Collect all lines from the records below that include the word "malesuada".

Web page and app entries
========================================

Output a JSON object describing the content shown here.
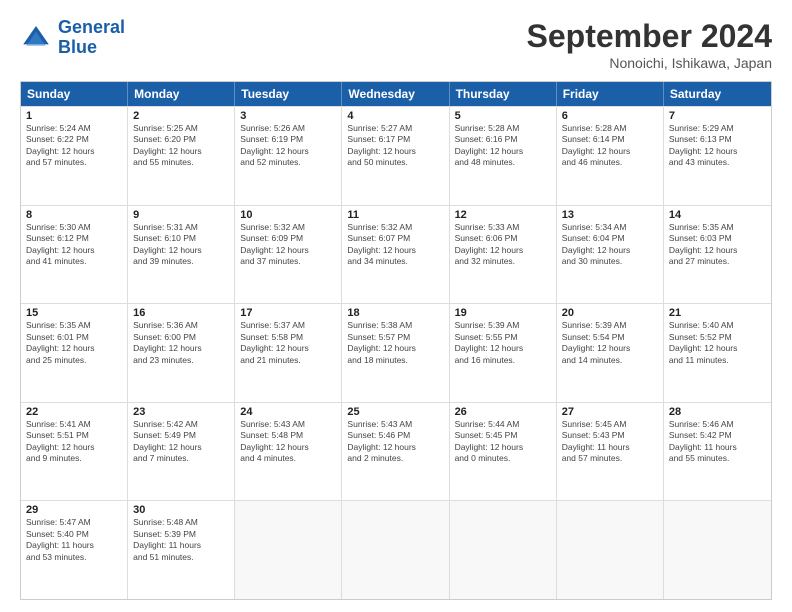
{
  "logo": {
    "line1": "General",
    "line2": "Blue"
  },
  "title": "September 2024",
  "subtitle": "Nonoichi, Ishikawa, Japan",
  "weekdays": [
    "Sunday",
    "Monday",
    "Tuesday",
    "Wednesday",
    "Thursday",
    "Friday",
    "Saturday"
  ],
  "weeks": [
    [
      {
        "day": "1",
        "info": "Sunrise: 5:24 AM\nSunset: 6:22 PM\nDaylight: 12 hours\nand 57 minutes."
      },
      {
        "day": "2",
        "info": "Sunrise: 5:25 AM\nSunset: 6:20 PM\nDaylight: 12 hours\nand 55 minutes."
      },
      {
        "day": "3",
        "info": "Sunrise: 5:26 AM\nSunset: 6:19 PM\nDaylight: 12 hours\nand 52 minutes."
      },
      {
        "day": "4",
        "info": "Sunrise: 5:27 AM\nSunset: 6:17 PM\nDaylight: 12 hours\nand 50 minutes."
      },
      {
        "day": "5",
        "info": "Sunrise: 5:28 AM\nSunset: 6:16 PM\nDaylight: 12 hours\nand 48 minutes."
      },
      {
        "day": "6",
        "info": "Sunrise: 5:28 AM\nSunset: 6:14 PM\nDaylight: 12 hours\nand 46 minutes."
      },
      {
        "day": "7",
        "info": "Sunrise: 5:29 AM\nSunset: 6:13 PM\nDaylight: 12 hours\nand 43 minutes."
      }
    ],
    [
      {
        "day": "8",
        "info": "Sunrise: 5:30 AM\nSunset: 6:12 PM\nDaylight: 12 hours\nand 41 minutes."
      },
      {
        "day": "9",
        "info": "Sunrise: 5:31 AM\nSunset: 6:10 PM\nDaylight: 12 hours\nand 39 minutes."
      },
      {
        "day": "10",
        "info": "Sunrise: 5:32 AM\nSunset: 6:09 PM\nDaylight: 12 hours\nand 37 minutes."
      },
      {
        "day": "11",
        "info": "Sunrise: 5:32 AM\nSunset: 6:07 PM\nDaylight: 12 hours\nand 34 minutes."
      },
      {
        "day": "12",
        "info": "Sunrise: 5:33 AM\nSunset: 6:06 PM\nDaylight: 12 hours\nand 32 minutes."
      },
      {
        "day": "13",
        "info": "Sunrise: 5:34 AM\nSunset: 6:04 PM\nDaylight: 12 hours\nand 30 minutes."
      },
      {
        "day": "14",
        "info": "Sunrise: 5:35 AM\nSunset: 6:03 PM\nDaylight: 12 hours\nand 27 minutes."
      }
    ],
    [
      {
        "day": "15",
        "info": "Sunrise: 5:35 AM\nSunset: 6:01 PM\nDaylight: 12 hours\nand 25 minutes."
      },
      {
        "day": "16",
        "info": "Sunrise: 5:36 AM\nSunset: 6:00 PM\nDaylight: 12 hours\nand 23 minutes."
      },
      {
        "day": "17",
        "info": "Sunrise: 5:37 AM\nSunset: 5:58 PM\nDaylight: 12 hours\nand 21 minutes."
      },
      {
        "day": "18",
        "info": "Sunrise: 5:38 AM\nSunset: 5:57 PM\nDaylight: 12 hours\nand 18 minutes."
      },
      {
        "day": "19",
        "info": "Sunrise: 5:39 AM\nSunset: 5:55 PM\nDaylight: 12 hours\nand 16 minutes."
      },
      {
        "day": "20",
        "info": "Sunrise: 5:39 AM\nSunset: 5:54 PM\nDaylight: 12 hours\nand 14 minutes."
      },
      {
        "day": "21",
        "info": "Sunrise: 5:40 AM\nSunset: 5:52 PM\nDaylight: 12 hours\nand 11 minutes."
      }
    ],
    [
      {
        "day": "22",
        "info": "Sunrise: 5:41 AM\nSunset: 5:51 PM\nDaylight: 12 hours\nand 9 minutes."
      },
      {
        "day": "23",
        "info": "Sunrise: 5:42 AM\nSunset: 5:49 PM\nDaylight: 12 hours\nand 7 minutes."
      },
      {
        "day": "24",
        "info": "Sunrise: 5:43 AM\nSunset: 5:48 PM\nDaylight: 12 hours\nand 4 minutes."
      },
      {
        "day": "25",
        "info": "Sunrise: 5:43 AM\nSunset: 5:46 PM\nDaylight: 12 hours\nand 2 minutes."
      },
      {
        "day": "26",
        "info": "Sunrise: 5:44 AM\nSunset: 5:45 PM\nDaylight: 12 hours\nand 0 minutes."
      },
      {
        "day": "27",
        "info": "Sunrise: 5:45 AM\nSunset: 5:43 PM\nDaylight: 11 hours\nand 57 minutes."
      },
      {
        "day": "28",
        "info": "Sunrise: 5:46 AM\nSunset: 5:42 PM\nDaylight: 11 hours\nand 55 minutes."
      }
    ],
    [
      {
        "day": "29",
        "info": "Sunrise: 5:47 AM\nSunset: 5:40 PM\nDaylight: 11 hours\nand 53 minutes."
      },
      {
        "day": "30",
        "info": "Sunrise: 5:48 AM\nSunset: 5:39 PM\nDaylight: 11 hours\nand 51 minutes."
      },
      {
        "day": "",
        "info": ""
      },
      {
        "day": "",
        "info": ""
      },
      {
        "day": "",
        "info": ""
      },
      {
        "day": "",
        "info": ""
      },
      {
        "day": "",
        "info": ""
      }
    ]
  ]
}
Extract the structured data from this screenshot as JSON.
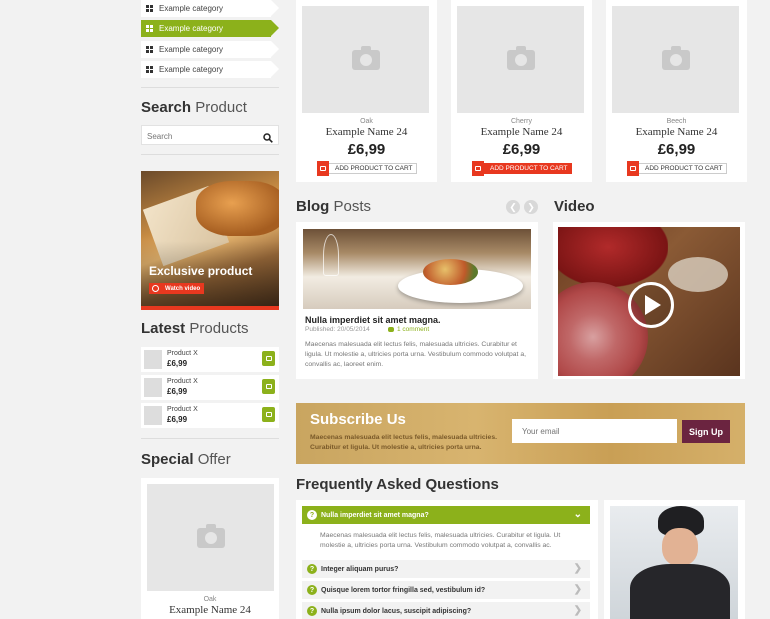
{
  "sidebar": {
    "categories": [
      {
        "label": "Example category"
      },
      {
        "label": "Example category"
      },
      {
        "label": "Example category"
      },
      {
        "label": "Example category"
      }
    ],
    "search": {
      "title_bold": "Search",
      "title_light": "Product",
      "placeholder": "Search"
    },
    "banner": {
      "title": "Exclusive product",
      "button": "Watch video"
    },
    "latest": {
      "title_bold": "Latest",
      "title_light": "Products",
      "items": [
        {
          "name": "Product X",
          "price": "£6,99"
        },
        {
          "name": "Product X",
          "price": "£6,99"
        },
        {
          "name": "Product X",
          "price": "£6,99"
        }
      ]
    },
    "special": {
      "title_bold": "Special",
      "title_light": "Offer",
      "type": "Oak",
      "name": "Example Name 24"
    }
  },
  "products": [
    {
      "type": "Oak",
      "name": "Example Name 24",
      "price": "£6,99",
      "button": "ADD PRODUCT TO CART",
      "highlight": false
    },
    {
      "type": "Cherry",
      "name": "Example Name 24",
      "price": "£6,99",
      "button": "ADD PRODUCT TO CART",
      "highlight": true
    },
    {
      "type": "Beech",
      "name": "Example Name 24",
      "price": "£6,99",
      "button": "ADD PRODUCT TO CART",
      "highlight": false
    }
  ],
  "blog": {
    "title_bold": "Blog",
    "title_light": "Posts",
    "post": {
      "title": "Nulla imperdiet sit amet magna.",
      "published": "Published: 20/05/2014",
      "comments": "1 comment",
      "excerpt": "Maecenas malesuada elit lectus felis, malesuada ultricies. Curabitur et ligula. Ut molestie a, ultricies porta urna. Vestibulum commodo volutpat a, convallis ac, laoreet enim."
    }
  },
  "video": {
    "title": "Video"
  },
  "subscribe": {
    "title": "Subscribe Us",
    "text": "Maecenas malesuada elit lectus felis, malesuada ultricies. Curabitur et ligula. Ut molestie a, ultricies porta urna.",
    "placeholder": "Your email",
    "button": "Sign Up"
  },
  "faq": {
    "title": "Frequently Asked Questions",
    "items": [
      {
        "q": "Nulla imperdiet sit amet magna?",
        "a": "Maecenas malesuada elit lectus felis, malesuada ultricies. Curabitur et ligula. Ut molestie a, ultricies porta urna. Vestibulum commodo volutpat a, convallis ac."
      },
      {
        "q": "Integer aliquam purus?"
      },
      {
        "q": "Quisque lorem tortor fringilla sed, vestibulum id?"
      },
      {
        "q": "Nulla ipsum dolor lacus, suscipit adipiscing?"
      }
    ]
  },
  "colors": {
    "accent": "#8cb11b",
    "cta": "#e8381f",
    "signup": "#6b2440"
  },
  "icons": [
    "grid-icon",
    "search-icon",
    "camera-icon",
    "cart-icon",
    "play-icon",
    "question-icon",
    "chevron-icon",
    "comment-icon"
  ]
}
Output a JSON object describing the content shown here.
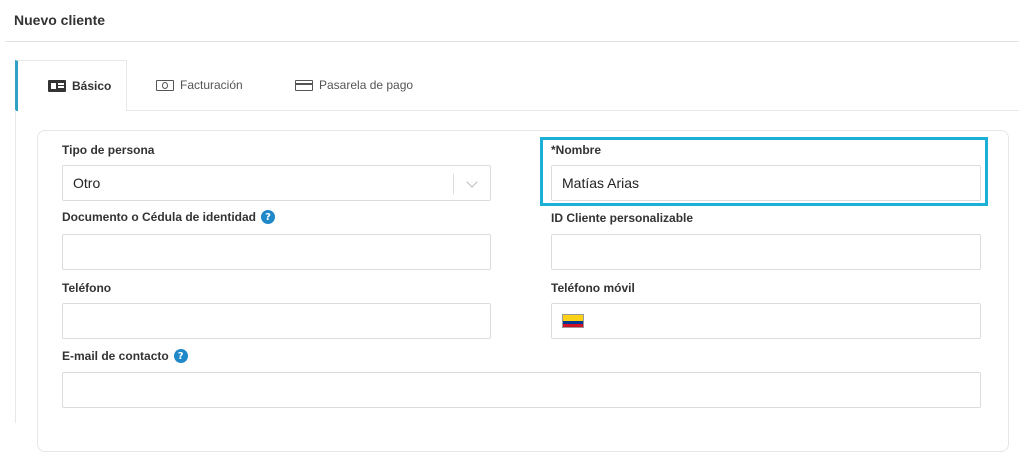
{
  "page": {
    "title": "Nuevo cliente"
  },
  "tabs": [
    {
      "label": "Básico",
      "icon": "id-card-icon",
      "active": true
    },
    {
      "label": "Facturación",
      "icon": "money-bill-icon",
      "active": false
    },
    {
      "label": "Pasarela de pago",
      "icon": "credit-card-icon",
      "active": false
    }
  ],
  "form": {
    "tipo_persona": {
      "label": "Tipo de persona",
      "value": "Otro"
    },
    "nombre": {
      "label": "*Nombre",
      "value": "Matías Arias"
    },
    "documento": {
      "label": "Documento o Cédula de identidad",
      "value": ""
    },
    "id_cliente": {
      "label": "ID Cliente personalizable",
      "value": ""
    },
    "telefono": {
      "label": "Teléfono",
      "value": ""
    },
    "telefono_movil": {
      "label": "Teléfono móvil",
      "value": "",
      "flag": "colombia-flag-icon"
    },
    "email": {
      "label": "E-mail de contacto",
      "value": ""
    },
    "help_glyph": "?"
  },
  "colors": {
    "accent": "#2fa1c4",
    "highlight": "#1cb0d6",
    "help": "#1e88c9"
  }
}
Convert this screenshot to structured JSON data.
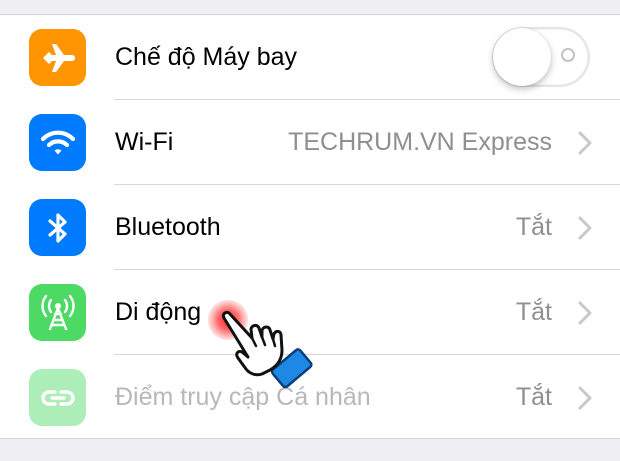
{
  "settings": {
    "airplane": {
      "label": "Chế độ Máy bay",
      "icon": "airplane-icon",
      "icon_color": "#ff9500",
      "toggle_on": false
    },
    "wifi": {
      "label": "Wi-Fi",
      "value": "TECHRUM.VN Express",
      "icon": "wifi-icon",
      "icon_color": "#007aff"
    },
    "bluetooth": {
      "label": "Bluetooth",
      "value": "Tắt",
      "icon": "bluetooth-icon",
      "icon_color": "#007aff"
    },
    "cellular": {
      "label": "Di động",
      "value": "Tắt",
      "icon": "cellular-antenna-icon",
      "icon_color": "#4cd964"
    },
    "hotspot": {
      "label": "Điểm truy cập Cá nhân",
      "value": "Tắt",
      "icon": "hotspot-link-icon",
      "icon_color": "#4cd964",
      "disabled": true
    }
  },
  "overlay": {
    "pointer": "hand-pointer-icon",
    "tap_indicator_color": "#ff1e1e"
  }
}
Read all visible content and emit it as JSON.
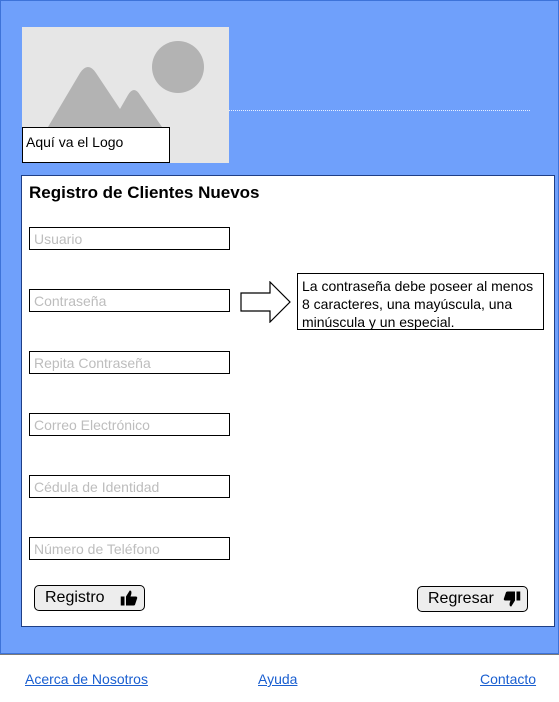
{
  "header": {
    "logo_caption": "Aquí va el Logo",
    "logo_icon": "image-placeholder-icon"
  },
  "form": {
    "title": "Registro de Clientes Nuevos",
    "fields": [
      {
        "placeholder": "Usuario",
        "value": ""
      },
      {
        "placeholder": "Contraseña",
        "value": ""
      },
      {
        "placeholder": "Repita Contraseña",
        "value": ""
      },
      {
        "placeholder": "Correo Electrónico",
        "value": ""
      },
      {
        "placeholder": "Cédula de Identidad",
        "value": ""
      },
      {
        "placeholder": "Número de Teléfono",
        "value": ""
      }
    ],
    "password_hint": "La contraseña debe poseer al menos 8 caracteres, una mayúscula, una minúscula y un especial.",
    "buttons": {
      "submit_label": "Registro",
      "submit_icon": "thumbs-up-icon",
      "back_label": "Regresar",
      "back_icon": "thumbs-down-icon"
    }
  },
  "footer": {
    "links": [
      "Acerca de Nosotros",
      "Ayuda",
      "Contacto"
    ]
  },
  "colors": {
    "header_background": "#6fa0fb",
    "link": "#1a5fd0",
    "placeholder_text": "#bdbdbd"
  }
}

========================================

◆ **Task response**:
      "excerpt": "Maecenas malesuada elit lectus felis, malesuada ultricies. Curabitur et ligula. Ut molestie a, ultricies porta urna. Vestibulum commodo volutpat a, convallis ac, laoreet enim."
    "text": "Maecenas malesuada elit lectus felis, malesuada ultricies. Curabitur et ligula. Ut molestie a, ultricies porta urna.",
        "a": "Maecenas malesuada elit lectus felis, malesuada ultricies. Curabitur et ligula. Ut molestie a, ultricies porta urna. Vestibulum commodo volutpat a, convallis ac."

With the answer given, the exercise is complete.